7. Stephen A. Schwarzman Building New York Public Library (1895)

 The Stephen A. Schwarzman Building, one of the oldest libraries in the city
The Stephen A. Schwarzman Building now holds up to 15 million items.

The Stephen A. Schwarzman Building, often referred to as the “main branch” of the New York Public Libraries, was constructed in 1895. The first collection was formed through the consolidation of the Astor and Lenox Libraries. While John Jacob Astor focused on quantity in his collection that contained around 80,000 books, James Lenox focused on rarity. One of the most notable texts in his collection is the United States’ first edition of the Guttenberg Bible. Since the consolidation of the collections, the branch has evolved into one of the most comprehensive library collections across all occupations.

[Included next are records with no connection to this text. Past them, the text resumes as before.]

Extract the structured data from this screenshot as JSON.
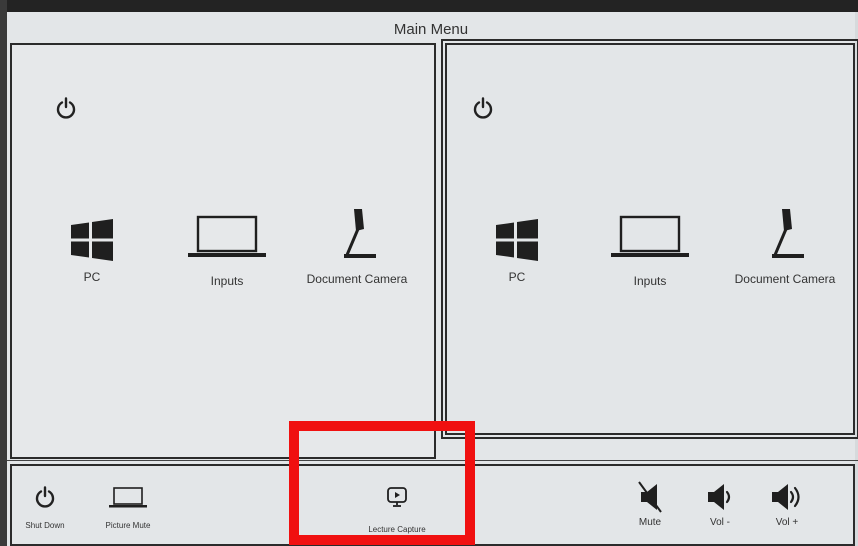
{
  "header": {
    "title": "Main Menu"
  },
  "left_panel": {
    "sources": [
      {
        "icon": "windows-logo-icon",
        "label": "PC"
      },
      {
        "icon": "laptop-icon",
        "label": "Inputs"
      },
      {
        "icon": "document-camera-icon",
        "label": "Document Camera"
      }
    ]
  },
  "right_panel": {
    "sources": [
      {
        "icon": "windows-logo-icon",
        "label": "PC"
      },
      {
        "icon": "laptop-icon",
        "label": "Inputs"
      },
      {
        "icon": "document-camera-icon",
        "label": "Document Camera"
      }
    ]
  },
  "bottom_bar": {
    "shut_down": "Shut Down",
    "picture_mute": "Picture Mute",
    "lecture_capture": "Lecture Capture",
    "mute": "Mute",
    "vol_down": "Vol -",
    "vol_up": "Vol +"
  },
  "colors": {
    "highlight": "#f01010",
    "panel_border": "#2b2b2b",
    "background": "#e3e6e8"
  }
}
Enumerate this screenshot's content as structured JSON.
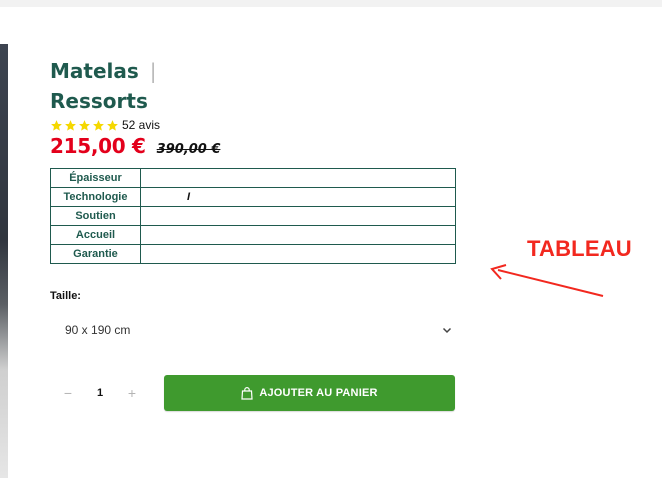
{
  "product": {
    "title_line1": "Matelas",
    "title_separator": "|",
    "title_line2": "Ressorts",
    "rating": {
      "stars": 5,
      "reviews_label": "52 avis",
      "star_color": "#f5d800"
    },
    "price": {
      "current": "215,00 €",
      "old": "390,00 €",
      "current_color": "#e3001b"
    }
  },
  "specs": {
    "rows": [
      {
        "label": "Épaisseur",
        "value": ""
      },
      {
        "label": "Technologie",
        "value": "I"
      },
      {
        "label": "Soutien",
        "value": ""
      },
      {
        "label": "Accueil",
        "value": ""
      },
      {
        "label": "Garantie",
        "value": ""
      }
    ],
    "border_color": "#1f5a4e"
  },
  "annotation": {
    "text": "TABLEAU",
    "color": "#f2281f"
  },
  "size": {
    "label": "Taille:",
    "selected": "90 x 190 cm"
  },
  "quantity": {
    "value": "1",
    "minus": "−",
    "plus": "+"
  },
  "cart": {
    "button_label": "AJOUTER AU PANIER",
    "button_color": "#3f9a2e"
  },
  "icons": {
    "rating": "star-icon",
    "select": "chevron-down-icon",
    "cart": "shopping-bag-icon",
    "annotation": "arrow-icon"
  }
}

Today, the Stephen A. Schwarzman Building hosts up to 15 million items including everything from medieval manuscripts to the latest novels. The library officially opened to the public on May 24, 1911 and was dedicated to President William Howard Taft. The building did not receive its current name until 2008 when Stephen A. Schwarzman donated $100 million dollars to expand the New York Public Library.